THE reports in your newspaper concerning the
warnings of a possible tsunami to a public that showed little concern may
possibly be due to the fact that when Fiji experienced an earthquake on September 14, 1953 (more than 50 years ago) a large portion of the public were quite young and some had not yet been born.
A short description of what happened on that day might explain what could happen again.
THE earthquake which struck Suva on September 14, 1953 occurred under the sea and the epicentre, just off the entrance to Namuka Harbour, was on a line drawn from the peak of Rama (commonly known as Joske's Thumb) right through the centre of Namuka reef passage.
The first indication on that day to those close to Suva Harbour was a rapid fall in the water level that exposed the reefs and tidal flats at the north end of the harbour.
Yachts at moorings were left high and dry and those with deep keels lay over on their sides. Fish were left flopping around on the exposed seabed but before anyone could run out to collect them, the sea level rose dramatically as waves poured back into the harbour.
The waves battered ships in the vicinity of the repair berth by the slipway and the MV Yanawai, which had just finished a survey, was badly damaged and eventually had to undergo another refit.
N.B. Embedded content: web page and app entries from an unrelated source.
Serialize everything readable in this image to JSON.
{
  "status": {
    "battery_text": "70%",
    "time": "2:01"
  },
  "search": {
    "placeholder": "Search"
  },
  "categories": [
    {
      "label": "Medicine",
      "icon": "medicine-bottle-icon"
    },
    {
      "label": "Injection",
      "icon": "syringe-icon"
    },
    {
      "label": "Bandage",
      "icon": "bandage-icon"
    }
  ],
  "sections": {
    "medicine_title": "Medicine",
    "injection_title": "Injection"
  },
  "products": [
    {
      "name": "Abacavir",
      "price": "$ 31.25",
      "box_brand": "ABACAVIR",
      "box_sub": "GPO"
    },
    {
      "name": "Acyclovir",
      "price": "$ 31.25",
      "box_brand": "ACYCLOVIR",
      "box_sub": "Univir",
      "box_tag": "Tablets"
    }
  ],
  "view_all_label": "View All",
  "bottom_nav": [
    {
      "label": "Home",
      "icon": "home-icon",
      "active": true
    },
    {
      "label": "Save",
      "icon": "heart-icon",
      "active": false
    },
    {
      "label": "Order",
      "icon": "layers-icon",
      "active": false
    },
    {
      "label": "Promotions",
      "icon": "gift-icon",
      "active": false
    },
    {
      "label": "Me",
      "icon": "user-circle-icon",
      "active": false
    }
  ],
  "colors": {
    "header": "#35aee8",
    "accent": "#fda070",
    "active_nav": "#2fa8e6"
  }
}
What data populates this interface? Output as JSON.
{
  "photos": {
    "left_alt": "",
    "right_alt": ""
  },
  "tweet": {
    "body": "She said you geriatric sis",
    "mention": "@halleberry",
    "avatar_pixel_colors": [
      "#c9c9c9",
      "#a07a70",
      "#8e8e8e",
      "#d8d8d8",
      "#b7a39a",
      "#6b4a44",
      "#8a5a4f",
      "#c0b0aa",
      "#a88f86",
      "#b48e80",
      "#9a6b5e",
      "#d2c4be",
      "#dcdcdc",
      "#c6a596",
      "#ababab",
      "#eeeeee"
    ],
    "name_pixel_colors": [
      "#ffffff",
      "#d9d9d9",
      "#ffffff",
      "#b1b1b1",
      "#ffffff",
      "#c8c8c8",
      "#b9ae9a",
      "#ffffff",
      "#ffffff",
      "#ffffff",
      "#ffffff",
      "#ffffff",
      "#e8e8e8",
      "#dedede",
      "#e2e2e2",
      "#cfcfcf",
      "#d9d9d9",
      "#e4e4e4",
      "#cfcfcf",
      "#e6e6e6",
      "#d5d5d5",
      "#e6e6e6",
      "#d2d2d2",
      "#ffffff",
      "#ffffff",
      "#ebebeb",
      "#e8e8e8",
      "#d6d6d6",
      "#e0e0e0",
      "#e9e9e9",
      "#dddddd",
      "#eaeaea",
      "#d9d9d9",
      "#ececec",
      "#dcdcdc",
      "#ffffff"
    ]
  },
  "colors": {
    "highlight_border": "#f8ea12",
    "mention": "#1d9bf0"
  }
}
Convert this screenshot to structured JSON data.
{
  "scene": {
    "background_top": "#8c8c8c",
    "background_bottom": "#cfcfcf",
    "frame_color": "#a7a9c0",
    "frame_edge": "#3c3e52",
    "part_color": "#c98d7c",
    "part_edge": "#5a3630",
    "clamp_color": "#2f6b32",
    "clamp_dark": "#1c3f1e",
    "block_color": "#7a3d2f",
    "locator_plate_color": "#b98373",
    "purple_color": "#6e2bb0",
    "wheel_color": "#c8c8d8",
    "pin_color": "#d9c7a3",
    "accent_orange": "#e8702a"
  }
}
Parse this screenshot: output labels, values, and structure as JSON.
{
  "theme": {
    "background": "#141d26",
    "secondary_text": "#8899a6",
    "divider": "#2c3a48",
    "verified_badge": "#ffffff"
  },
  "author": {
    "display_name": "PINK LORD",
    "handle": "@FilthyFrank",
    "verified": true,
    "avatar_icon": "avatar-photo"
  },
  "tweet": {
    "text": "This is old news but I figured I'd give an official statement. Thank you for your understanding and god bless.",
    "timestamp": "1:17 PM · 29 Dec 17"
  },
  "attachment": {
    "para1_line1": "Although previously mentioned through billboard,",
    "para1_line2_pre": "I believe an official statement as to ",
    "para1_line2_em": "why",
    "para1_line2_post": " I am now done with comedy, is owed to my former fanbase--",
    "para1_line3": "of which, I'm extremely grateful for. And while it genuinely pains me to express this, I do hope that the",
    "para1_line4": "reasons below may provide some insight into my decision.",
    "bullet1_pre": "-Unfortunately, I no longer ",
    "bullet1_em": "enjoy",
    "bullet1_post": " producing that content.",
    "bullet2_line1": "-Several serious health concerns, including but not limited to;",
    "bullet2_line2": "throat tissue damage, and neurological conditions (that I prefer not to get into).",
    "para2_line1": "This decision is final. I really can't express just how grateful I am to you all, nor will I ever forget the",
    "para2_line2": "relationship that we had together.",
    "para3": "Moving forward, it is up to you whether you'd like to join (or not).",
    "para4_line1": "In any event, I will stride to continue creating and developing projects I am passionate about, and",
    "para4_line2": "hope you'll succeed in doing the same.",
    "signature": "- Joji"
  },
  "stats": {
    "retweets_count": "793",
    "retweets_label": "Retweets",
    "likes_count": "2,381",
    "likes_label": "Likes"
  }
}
The current started to run up and down Walu Bay creek due to the influence of rapid level changes in the harbour, and smallest vessels such as cutters, which used to moor at the mouth of the creek with an anchor forward and the stern made fast to the shore, first hit the seabed and then were battered by the incoming waves.
Some were sunk but all suffered collision damage by being thrown against each other. At the other end of the wharf the office of the Harbour Master was damaged in the process.
This occurred due to the reclamation on which the sturdy concrete office was being built, being washed away by a series of huge waves.
Those trapped in the office on the top floor made their escape by sliding down the rear wall.
Luckiest of all was the tanker Stanvac Sumatra which had just finished discharging cargo and had disconnected the hose.
The probability of a dangerous fire was thus avoided which was just as well as the fire station, which was then located next to the Regal Cinema, had just been inundated by a huge wave and neither the men nor the equipment were in a fit condition to answer an emergency call.
The captain and crew of the cutter Adi Tirisia had a terrifying experience when nearing Suva at the end of a voyage and must have been close to the epicentre at the time of the quake.
Following the sound of a heavy explosion they saw a huge column of water projected upwards from the surface of the sea, followed by rocks of various sizes and an old wreck that must have been lying on the seabed.
In the harbour, which they had always associated with calm water, there were current-induced waves in the entrance and then waves across the harbour which had the cutter surfing along for a time.
Bad as the waves were, it was acknowledged that they would have been much higher but for the barrier reef around the harbour.
Even so the reef itself was cracked and fissured and presented a completely new appearance with the number of large rocks that had been deposited on top of it, many of which can still be seen today.
There was no ship available with an echo sounder capable of probing the depths outside Namuka Harbour. However, within a few weeks the Tongan tug Hifofua visited Suva.
She had been newly built in the Netherlands and was fitted with a deep echo-sounder and the captain readily agreed to take soundings.
The recorder trace, which was presented to the Harbour Master Suva, fixed the position and showed a definite crack in the seabed.
It was not only at sea where damage was sustained.
The waves crossed the harbour, deposited debris all along the waterfront road and did considerable damage to its surface.
Albert Park was flooded. The Cable and Wireless Office on the waterfront, which contained batteries for emergency power such as those carried in a submarine, faced near disaster when the seawater, washing over the batteries and reacting to the acid, formed a choking gas which filled the room.
Fortunately, the workers were able to escape by evacuating the building.
Heavy waves hit the coast from Lami to Naitonitoni and the approaches to Lami Bridge were washed away, but quickly repaired by the PWD in the record time of one hour.
Lesser waves were experienced along the Coral Coast.
As tsunami waves increase in speed as they travel along the surface, the waves that struck Nakasaleka in Kadavu did a great deal of damage.
Altogether eight lives were lost and many residents stated they would have gladly endured a hurricane any day rather than suffer another earthquake.